[Opening Extracted entries section]
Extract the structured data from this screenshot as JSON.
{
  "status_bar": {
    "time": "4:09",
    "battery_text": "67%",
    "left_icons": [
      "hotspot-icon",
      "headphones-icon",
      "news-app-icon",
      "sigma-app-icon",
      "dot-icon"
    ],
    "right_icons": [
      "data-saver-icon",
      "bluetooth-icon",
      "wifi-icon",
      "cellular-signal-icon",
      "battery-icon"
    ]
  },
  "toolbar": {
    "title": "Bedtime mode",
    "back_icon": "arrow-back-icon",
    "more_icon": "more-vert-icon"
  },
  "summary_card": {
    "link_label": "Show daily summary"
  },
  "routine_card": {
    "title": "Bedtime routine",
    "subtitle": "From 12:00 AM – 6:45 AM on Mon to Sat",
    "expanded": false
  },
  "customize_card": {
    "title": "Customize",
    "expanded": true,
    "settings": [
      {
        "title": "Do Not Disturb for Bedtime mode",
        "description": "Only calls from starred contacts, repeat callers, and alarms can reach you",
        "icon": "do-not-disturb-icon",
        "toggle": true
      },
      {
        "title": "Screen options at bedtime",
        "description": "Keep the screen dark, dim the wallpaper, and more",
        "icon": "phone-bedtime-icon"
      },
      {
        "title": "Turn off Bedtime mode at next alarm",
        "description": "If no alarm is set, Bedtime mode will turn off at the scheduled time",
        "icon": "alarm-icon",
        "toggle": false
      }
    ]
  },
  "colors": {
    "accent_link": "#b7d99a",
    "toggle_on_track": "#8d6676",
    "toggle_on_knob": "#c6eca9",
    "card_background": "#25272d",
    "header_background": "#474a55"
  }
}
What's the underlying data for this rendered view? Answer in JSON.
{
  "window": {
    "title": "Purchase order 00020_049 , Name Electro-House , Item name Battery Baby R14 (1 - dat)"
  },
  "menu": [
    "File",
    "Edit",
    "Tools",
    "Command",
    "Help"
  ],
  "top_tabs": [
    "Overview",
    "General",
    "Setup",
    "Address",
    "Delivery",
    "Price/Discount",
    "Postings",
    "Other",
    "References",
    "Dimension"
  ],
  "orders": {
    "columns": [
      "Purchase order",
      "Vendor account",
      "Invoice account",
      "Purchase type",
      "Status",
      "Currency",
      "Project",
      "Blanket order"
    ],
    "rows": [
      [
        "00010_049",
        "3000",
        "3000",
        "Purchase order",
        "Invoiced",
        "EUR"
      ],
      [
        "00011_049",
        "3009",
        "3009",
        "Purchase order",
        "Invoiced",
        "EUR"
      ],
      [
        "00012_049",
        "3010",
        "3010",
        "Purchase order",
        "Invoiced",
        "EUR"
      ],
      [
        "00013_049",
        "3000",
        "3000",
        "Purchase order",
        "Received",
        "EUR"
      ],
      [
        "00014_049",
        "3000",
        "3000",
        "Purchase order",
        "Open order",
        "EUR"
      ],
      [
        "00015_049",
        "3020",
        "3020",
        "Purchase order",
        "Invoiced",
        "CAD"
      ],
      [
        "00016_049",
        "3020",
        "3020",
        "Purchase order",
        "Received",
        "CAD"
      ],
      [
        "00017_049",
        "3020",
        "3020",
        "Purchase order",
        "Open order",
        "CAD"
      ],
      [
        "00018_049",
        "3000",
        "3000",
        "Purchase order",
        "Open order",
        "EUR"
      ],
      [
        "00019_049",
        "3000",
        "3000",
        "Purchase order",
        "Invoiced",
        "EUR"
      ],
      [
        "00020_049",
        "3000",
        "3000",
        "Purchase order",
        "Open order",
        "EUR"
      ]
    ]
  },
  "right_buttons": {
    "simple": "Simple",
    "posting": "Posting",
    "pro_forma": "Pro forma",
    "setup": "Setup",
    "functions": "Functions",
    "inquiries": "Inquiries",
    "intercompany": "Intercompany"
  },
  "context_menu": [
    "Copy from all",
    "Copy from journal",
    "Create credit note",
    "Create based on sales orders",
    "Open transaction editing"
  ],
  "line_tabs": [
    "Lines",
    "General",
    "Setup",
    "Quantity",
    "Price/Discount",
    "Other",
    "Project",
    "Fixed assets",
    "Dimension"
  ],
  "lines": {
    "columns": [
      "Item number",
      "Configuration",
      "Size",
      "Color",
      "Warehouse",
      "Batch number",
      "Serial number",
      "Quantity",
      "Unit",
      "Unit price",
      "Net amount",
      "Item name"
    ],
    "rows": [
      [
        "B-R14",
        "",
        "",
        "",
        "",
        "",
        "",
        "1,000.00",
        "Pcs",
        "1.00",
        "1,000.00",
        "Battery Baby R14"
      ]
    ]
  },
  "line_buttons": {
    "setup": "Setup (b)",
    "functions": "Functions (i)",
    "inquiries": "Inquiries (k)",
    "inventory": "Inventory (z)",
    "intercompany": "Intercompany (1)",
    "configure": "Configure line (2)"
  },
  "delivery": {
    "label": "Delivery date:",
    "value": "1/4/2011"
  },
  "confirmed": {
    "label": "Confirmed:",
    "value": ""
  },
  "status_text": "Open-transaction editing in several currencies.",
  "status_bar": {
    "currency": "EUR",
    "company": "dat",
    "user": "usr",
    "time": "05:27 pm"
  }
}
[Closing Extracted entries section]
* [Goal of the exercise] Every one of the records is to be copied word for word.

* [The answer]
Extract the structured data from this screenshot as JSON.
{
  "status_bar": {
    "time": "4:09",
    "battery_text": "67%",
    "left_icons": [
      "hotspot-icon",
      "headphones-icon",
      "news-app-icon",
      "sigma-app-icon",
      "dot-icon"
    ],
    "right_icons": [
      "data-saver-icon",
      "bluetooth-icon",
      "wifi-icon",
      "cellular-signal-icon",
      "battery-icon"
    ]
  },
  "toolbar": {
    "title": "Bedtime mode",
    "back_icon": "arrow-back-icon",
    "more_icon": "more-vert-icon"
  },
  "summary_card": {
    "link_label": "Show daily summary"
  },
  "routine_card": {
    "title": "Bedtime routine",
    "subtitle": "From 12:00 AM – 6:45 AM on Mon to Sat",
    "expanded": false
  },
  "customize_card": {
    "title": "Customize",
    "expanded": true,
    "settings": [
      {
        "title": "Do Not Disturb for Bedtime mode",
        "description": "Only calls from starred contacts, repeat callers, and alarms can reach you",
        "icon": "do-not-disturb-icon",
        "toggle": true
      },
      {
        "title": "Screen options at bedtime",
        "description": "Keep the screen dark, dim the wallpaper, and more",
        "icon": "phone-bedtime-icon"
      },
      {
        "title": "Turn off Bedtime mode at next alarm",
        "description": "If no alarm is set, Bedtime mode will turn off at the scheduled time",
        "icon": "alarm-icon",
        "toggle": false
      }
    ]
  },
  "colors": {
    "accent_link": "#b7d99a",
    "toggle_on_track": "#8d6676",
    "toggle_on_knob": "#c6eca9",
    "card_background": "#25272d",
    "header_background": "#474a55"
  }
}
What's the underlying data for this rendered view? Answer in JSON.
{
  "window": {
    "title": "Purchase order 00020_049 , Name Electro-House , Item name Battery Baby R14 (1 - dat)"
  },
  "menu": [
    "File",
    "Edit",
    "Tools",
    "Command",
    "Help"
  ],
  "top_tabs": [
    "Overview",
    "General",
    "Setup",
    "Address",
    "Delivery",
    "Price/Discount",
    "Postings",
    "Other",
    "References",
    "Dimension"
  ],
  "orders": {
    "columns": [
      "Purchase order",
      "Vendor account",
      "Invoice account",
      "Purchase type",
      "Status",
      "Currency",
      "Project",
      "Blanket order"
    ],
    "rows": [
      [
        "00010_049",
        "3000",
        "3000",
        "Purchase order",
        "Invoiced",
        "EUR"
      ],
      [
        "00011_049",
        "3009",
        "3009",
        "Purchase order",
        "Invoiced",
        "EUR"
      ],
      [
        "00012_049",
        "3010",
        "3010",
        "Purchase order",
        "Invoiced",
        "EUR"
      ],
      [
        "00013_049",
        "3000",
        "3000",
        "Purchase order",
        "Received",
        "EUR"
      ],
      [
        "00014_049",
        "3000",
        "3000",
        "Purchase order",
        "Open order",
        "EUR"
      ],
      [
        "00015_049",
        "3020",
        "3020",
        "Purchase order",
        "Invoiced",
        "CAD"
      ],
      [
        "00016_049",
        "3020",
        "3020",
        "Purchase order",
        "Received",
        "CAD"
      ],
      [
        "00017_049",
        "3020",
        "3020",
        "Purchase order",
        "Open order",
        "CAD"
      ],
      [
        "00018_049",
        "3000",
        "3000",
        "Purchase order",
        "Open order",
        "EUR"
      ],
      [
        "00019_049",
        "3000",
        "3000",
        "Purchase order",
        "Invoiced",
        "EUR"
      ],
      [
        "00020_049",
        "3000",
        "3000",
        "Purchase order",
        "Open order",
        "EUR"
      ]
    ]
  },
  "right_buttons": {
    "simple": "Simple",
    "posting": "Posting",
    "pro_forma": "Pro forma",
    "setup": "Setup",
    "functions": "Functions",
    "inquiries": "Inquiries",
    "intercompany": "Intercompany"
  },
  "context_menu": [
    "Copy from all",
    "Copy from journal",
    "Create credit note",
    "Create based on sales orders",
    "Open transaction editing"
  ],
  "line_tabs": [
    "Lines",
    "General",
    "Setup",
    "Quantity",
    "Price/Discount",
    "Other",
    "Project",
    "Fixed assets",
    "Dimension"
  ],
  "lines": {
    "columns": [
      "Item number",
      "Configuration",
      "Size",
      "Color",
      "Warehouse",
      "Batch number",
      "Serial number",
      "Quantity",
      "Unit",
      "Unit price",
      "Net amount",
      "Item name"
    ],
    "rows": [
      [
        "B-R14",
        "",
        "",
        "",
        "",
        "",
        "",
        "1,000.00",
        "Pcs",
        "1.00",
        "1,000.00",
        "Battery Baby R14"
      ]
    ]
  },
  "line_buttons": {
    "setup": "Setup (b)",
    "functions": "Functions (i)",
    "inquiries": "Inquiries (k)",
    "inventory": "Inventory (z)",
    "intercompany": "Intercompany (1)",
    "configure": "Configure line (2)"
  },
  "delivery": {
    "label": "Delivery date:",
    "value": "1/4/2011"
  },
  "confirmed": {
    "label": "Confirmed:",
    "value": ""
  },
  "status_text": "Open-transaction editing in several currencies.",
  "status_bar": {
    "currency": "EUR",
    "company": "dat",
    "user": "usr",
    "time": "05:27 pm"
  }
}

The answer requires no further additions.